Exercise prompt:
Excluding pictures, give the entries again exactly as they appear.

(Records contained in a dataset)
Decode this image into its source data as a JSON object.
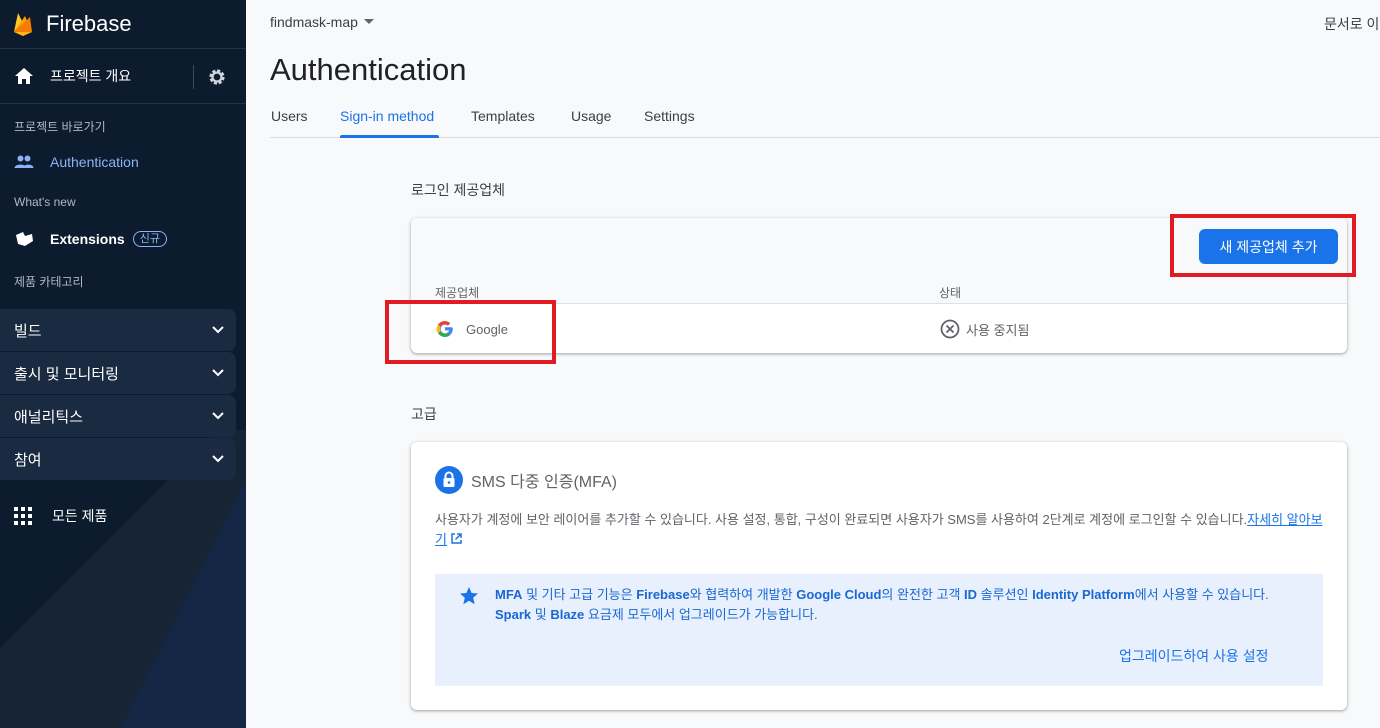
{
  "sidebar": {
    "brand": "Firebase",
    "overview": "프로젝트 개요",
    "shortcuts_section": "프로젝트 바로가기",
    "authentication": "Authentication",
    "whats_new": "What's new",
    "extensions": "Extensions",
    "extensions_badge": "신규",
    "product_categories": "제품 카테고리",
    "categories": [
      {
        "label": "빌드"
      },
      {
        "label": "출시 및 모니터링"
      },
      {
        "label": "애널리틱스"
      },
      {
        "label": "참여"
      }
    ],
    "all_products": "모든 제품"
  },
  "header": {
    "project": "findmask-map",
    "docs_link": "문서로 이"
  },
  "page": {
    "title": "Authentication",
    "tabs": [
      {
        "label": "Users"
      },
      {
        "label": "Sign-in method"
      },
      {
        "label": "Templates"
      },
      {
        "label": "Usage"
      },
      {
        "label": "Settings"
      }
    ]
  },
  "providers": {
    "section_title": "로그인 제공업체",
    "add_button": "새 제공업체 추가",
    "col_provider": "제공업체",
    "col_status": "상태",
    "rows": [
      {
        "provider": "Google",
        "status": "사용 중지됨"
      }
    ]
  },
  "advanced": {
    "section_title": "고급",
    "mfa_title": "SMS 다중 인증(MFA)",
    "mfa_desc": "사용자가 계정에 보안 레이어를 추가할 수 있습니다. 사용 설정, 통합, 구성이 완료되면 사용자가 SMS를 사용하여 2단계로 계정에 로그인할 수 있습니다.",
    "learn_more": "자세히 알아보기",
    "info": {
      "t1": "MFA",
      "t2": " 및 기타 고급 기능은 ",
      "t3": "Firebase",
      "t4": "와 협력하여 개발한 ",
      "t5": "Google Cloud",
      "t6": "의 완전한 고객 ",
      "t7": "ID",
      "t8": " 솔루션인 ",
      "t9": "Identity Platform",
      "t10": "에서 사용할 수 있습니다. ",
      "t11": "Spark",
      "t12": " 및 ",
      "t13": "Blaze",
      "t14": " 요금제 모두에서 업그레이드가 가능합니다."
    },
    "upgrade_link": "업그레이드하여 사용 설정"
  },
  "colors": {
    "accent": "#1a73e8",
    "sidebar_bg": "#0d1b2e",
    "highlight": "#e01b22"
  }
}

Your response:
Decode this image into its source data as a JSON object.
{
  "sidebar": {
    "brand": "Firebase",
    "overview": "프로젝트 개요",
    "shortcuts_section": "프로젝트 바로가기",
    "authentication": "Authentication",
    "whats_new": "What's new",
    "extensions": "Extensions",
    "extensions_badge": "신규",
    "product_categories": "제품 카테고리",
    "categories": [
      {
        "label": "빌드"
      },
      {
        "label": "출시 및 모니터링"
      },
      {
        "label": "애널리틱스"
      },
      {
        "label": "참여"
      }
    ],
    "all_products": "모든 제품"
  },
  "header": {
    "project": "findmask-map",
    "docs_link": "문서로 이"
  },
  "page": {
    "title": "Authentication",
    "tabs": [
      {
        "label": "Users"
      },
      {
        "label": "Sign-in method"
      },
      {
        "label": "Templates"
      },
      {
        "label": "Usage"
      },
      {
        "label": "Settings"
      }
    ]
  },
  "providers": {
    "section_title": "로그인 제공업체",
    "add_button": "새 제공업체 추가",
    "col_provider": "제공업체",
    "col_status": "상태",
    "rows": [
      {
        "provider": "Google",
        "status": "사용 중지됨"
      }
    ]
  },
  "advanced": {
    "section_title": "고급",
    "mfa_title": "SMS 다중 인증(MFA)",
    "mfa_desc": "사용자가 계정에 보안 레이어를 추가할 수 있습니다. 사용 설정, 통합, 구성이 완료되면 사용자가 SMS를 사용하여 2단계로 계정에 로그인할 수 있습니다.",
    "learn_more": "자세히 알아보기",
    "info": {
      "t1": "MFA",
      "t2": " 및 기타 고급 기능은 ",
      "t3": "Firebase",
      "t4": "와 협력하여 개발한 ",
      "t5": "Google Cloud",
      "t6": "의 완전한 고객 ",
      "t7": "ID",
      "t8": " 솔루션인 ",
      "t9": "Identity Platform",
      "t10": "에서 사용할 수 있습니다. ",
      "t11": "Spark",
      "t12": " 및 ",
      "t13": "Blaze",
      "t14": " 요금제 모두에서 업그레이드가 가능합니다."
    },
    "upgrade_link": "업그레이드하여 사용 설정"
  },
  "colors": {
    "accent": "#1a73e8",
    "sidebar_bg": "#0d1b2e",
    "highlight": "#e01b22"
  }
}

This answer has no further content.